Sundar Pichai addressed employees’ questions about Google’s spending changes at an all-hands this week, according to CNBC.

“Maybe you were planning on hiring six more people but maybe you are going to have to do with four and how are you going to make that happen?” Pichai sent a memo to workers in July about a hiring slowdown.

In the all-hands, Google’s head of finance also asked staff to try not to go “over the top” for holiday parties.

External Link
Insiders made the most money off of Helium’s “People’s Network.”

Remember Helium, which was touted by The New York Times in an article entitled “Maybe There’s a Use for Crypto After All?” Not only was the company misleading people about who used it — Salesforce and Lime weren’t using it, despite what Helium said on its site — Helium disproportionately enriched insiders, Forbes reports.

James VincentSep 23
Nvidia’s latest AI model generates endless 3D models.

Need to fill your video game, VR world, or project render with 3D chaff? Nvidia’s latest AI model could help. Trained on 2D images, it can churn out customizable 3D objects ready to import and tweak.

The model seems rudimentary (the renders aren’t amazing quality and seem limited in their variety), but generative AI models like this are only going to improve, speeding up work for all sorts of creative types.

Richard LawlerSep 23
Green light.

This week Friday brings the debut of Apple’s other new hardware. We’ve reviewed both the new AirPods Pro and this chonky Apple Watch Ultra, and now you’ll decide if you’re picking them up, or not.

Otherwise, we’re preparing for Netflix’s Tudum event this weekend and slapping Dynamic Island onto Android phones.

The Apple Watch Ultra on a woman’s wrist
Photo by Amelia Holowaty Krales / The Verge
External Link
Jess WeatherbedSep 23
Japan will fully reopen to tourists in October following two and a half years of travel restrictions.

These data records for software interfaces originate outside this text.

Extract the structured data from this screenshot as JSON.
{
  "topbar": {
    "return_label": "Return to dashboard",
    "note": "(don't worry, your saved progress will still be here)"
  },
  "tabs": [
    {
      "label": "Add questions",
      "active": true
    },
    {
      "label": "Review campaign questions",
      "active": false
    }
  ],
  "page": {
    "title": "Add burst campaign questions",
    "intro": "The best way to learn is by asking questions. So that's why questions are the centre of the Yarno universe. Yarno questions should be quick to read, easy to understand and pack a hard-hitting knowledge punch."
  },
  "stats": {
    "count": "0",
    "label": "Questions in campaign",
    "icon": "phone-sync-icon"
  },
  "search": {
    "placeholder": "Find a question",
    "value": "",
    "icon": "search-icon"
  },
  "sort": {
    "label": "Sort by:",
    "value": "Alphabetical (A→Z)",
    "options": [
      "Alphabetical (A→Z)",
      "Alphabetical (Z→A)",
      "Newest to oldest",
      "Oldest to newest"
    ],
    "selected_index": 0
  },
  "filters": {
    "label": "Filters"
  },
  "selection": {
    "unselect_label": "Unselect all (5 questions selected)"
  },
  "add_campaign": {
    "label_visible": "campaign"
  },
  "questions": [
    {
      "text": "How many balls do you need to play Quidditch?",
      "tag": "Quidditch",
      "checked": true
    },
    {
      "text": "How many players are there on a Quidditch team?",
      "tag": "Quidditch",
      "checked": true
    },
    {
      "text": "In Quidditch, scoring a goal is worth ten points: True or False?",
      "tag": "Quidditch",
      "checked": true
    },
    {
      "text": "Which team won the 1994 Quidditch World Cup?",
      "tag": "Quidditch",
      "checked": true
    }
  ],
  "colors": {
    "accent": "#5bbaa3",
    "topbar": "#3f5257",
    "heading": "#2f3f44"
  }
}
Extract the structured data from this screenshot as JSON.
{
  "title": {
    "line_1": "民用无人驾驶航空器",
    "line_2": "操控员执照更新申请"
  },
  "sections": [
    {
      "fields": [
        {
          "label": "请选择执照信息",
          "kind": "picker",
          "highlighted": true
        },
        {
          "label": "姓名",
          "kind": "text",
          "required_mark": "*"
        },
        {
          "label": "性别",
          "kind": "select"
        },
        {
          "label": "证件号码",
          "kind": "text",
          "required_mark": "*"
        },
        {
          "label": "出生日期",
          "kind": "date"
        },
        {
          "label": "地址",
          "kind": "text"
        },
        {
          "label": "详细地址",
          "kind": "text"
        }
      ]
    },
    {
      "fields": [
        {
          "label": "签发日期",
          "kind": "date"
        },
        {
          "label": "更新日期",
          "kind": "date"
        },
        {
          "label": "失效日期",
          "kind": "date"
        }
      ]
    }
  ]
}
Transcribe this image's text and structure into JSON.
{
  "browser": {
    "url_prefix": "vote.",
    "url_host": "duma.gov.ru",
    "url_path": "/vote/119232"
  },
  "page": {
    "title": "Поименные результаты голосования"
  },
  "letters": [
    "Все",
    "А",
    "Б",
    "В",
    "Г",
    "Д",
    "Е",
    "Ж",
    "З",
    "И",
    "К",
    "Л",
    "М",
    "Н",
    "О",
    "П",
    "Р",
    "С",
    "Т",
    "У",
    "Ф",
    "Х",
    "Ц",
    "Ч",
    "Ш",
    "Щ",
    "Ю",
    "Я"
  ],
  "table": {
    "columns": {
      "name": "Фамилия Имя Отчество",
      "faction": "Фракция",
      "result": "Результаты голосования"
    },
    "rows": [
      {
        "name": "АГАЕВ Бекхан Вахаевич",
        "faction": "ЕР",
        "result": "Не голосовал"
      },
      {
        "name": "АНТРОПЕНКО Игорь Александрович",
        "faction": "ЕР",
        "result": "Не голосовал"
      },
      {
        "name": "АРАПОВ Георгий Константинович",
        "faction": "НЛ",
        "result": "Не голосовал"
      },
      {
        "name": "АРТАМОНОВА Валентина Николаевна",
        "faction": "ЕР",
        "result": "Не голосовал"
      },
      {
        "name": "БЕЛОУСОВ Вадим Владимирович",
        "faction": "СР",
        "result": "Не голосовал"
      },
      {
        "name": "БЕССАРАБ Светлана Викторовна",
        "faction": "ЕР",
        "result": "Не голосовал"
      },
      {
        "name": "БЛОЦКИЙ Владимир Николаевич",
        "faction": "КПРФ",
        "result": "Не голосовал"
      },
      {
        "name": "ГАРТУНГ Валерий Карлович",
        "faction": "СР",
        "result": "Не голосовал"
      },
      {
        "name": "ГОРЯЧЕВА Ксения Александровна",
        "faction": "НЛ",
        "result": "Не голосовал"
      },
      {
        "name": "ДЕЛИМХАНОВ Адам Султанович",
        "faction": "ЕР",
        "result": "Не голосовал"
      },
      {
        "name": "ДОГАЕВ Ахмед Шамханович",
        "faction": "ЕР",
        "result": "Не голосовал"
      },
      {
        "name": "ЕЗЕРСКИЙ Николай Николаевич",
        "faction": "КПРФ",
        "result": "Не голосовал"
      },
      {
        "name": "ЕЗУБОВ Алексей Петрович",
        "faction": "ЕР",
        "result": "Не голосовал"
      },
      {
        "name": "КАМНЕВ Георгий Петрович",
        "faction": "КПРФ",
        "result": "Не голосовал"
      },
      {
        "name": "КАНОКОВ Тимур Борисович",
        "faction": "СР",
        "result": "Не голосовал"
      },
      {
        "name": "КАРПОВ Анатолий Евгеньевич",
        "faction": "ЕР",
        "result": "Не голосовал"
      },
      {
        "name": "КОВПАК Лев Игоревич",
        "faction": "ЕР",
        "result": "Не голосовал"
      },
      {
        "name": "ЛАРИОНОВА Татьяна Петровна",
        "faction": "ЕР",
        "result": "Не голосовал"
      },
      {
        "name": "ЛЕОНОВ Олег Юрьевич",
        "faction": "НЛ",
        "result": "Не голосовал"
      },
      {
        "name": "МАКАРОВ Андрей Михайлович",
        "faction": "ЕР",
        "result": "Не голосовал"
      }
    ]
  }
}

Good news for folks who have been waiting to book their dream Tokyo vacation: Japan will finally relax Covid border control measures for visa-free travel and individual travelers on October 11th.

Tourists will still need to be vaccinated three times or submit a negative COVID-19 test result ahead of their trip, but can take advantage of the weak yen and a ‘national travel discount’ launching on the same date. Sugoi!

External Link
Thomas RickerSep 23
Sony starts selling the Xperia 1 IV with continuous zoom lens.

What does it cost to buy a smartphone that does something no smartphone from Apple, Google, Samsung can? $1,599.99 is Sony’s answer: for a camera lens that can shift its focal length anywhere between 85mm and 125mm.

Here’s Allison’s take on Sony’s continuous-zoom lens when she tested a prototype Xperia 1 IV back in May: 

Sony put a good point-and-shoot zoom in a smartphone. That’s an impressive feat. In practical use, it’s a bit less impressive. It’s essentially two lenses that serve the same function: portrait photography. The fact that there’s optical zoom connecting them doesn’t make them much more versatile.

Still, it is a Sony, and

External Link
Corin FaifeSep 23
If God sees everything, so do these apps.

Some Churches are asking congregants to install so-called “accountability apps” to prevent sinful behavior. A Wired investigation found that they monitor almost everything a user does on their phone, including taking regular screenshots and flagging LGBT search terms.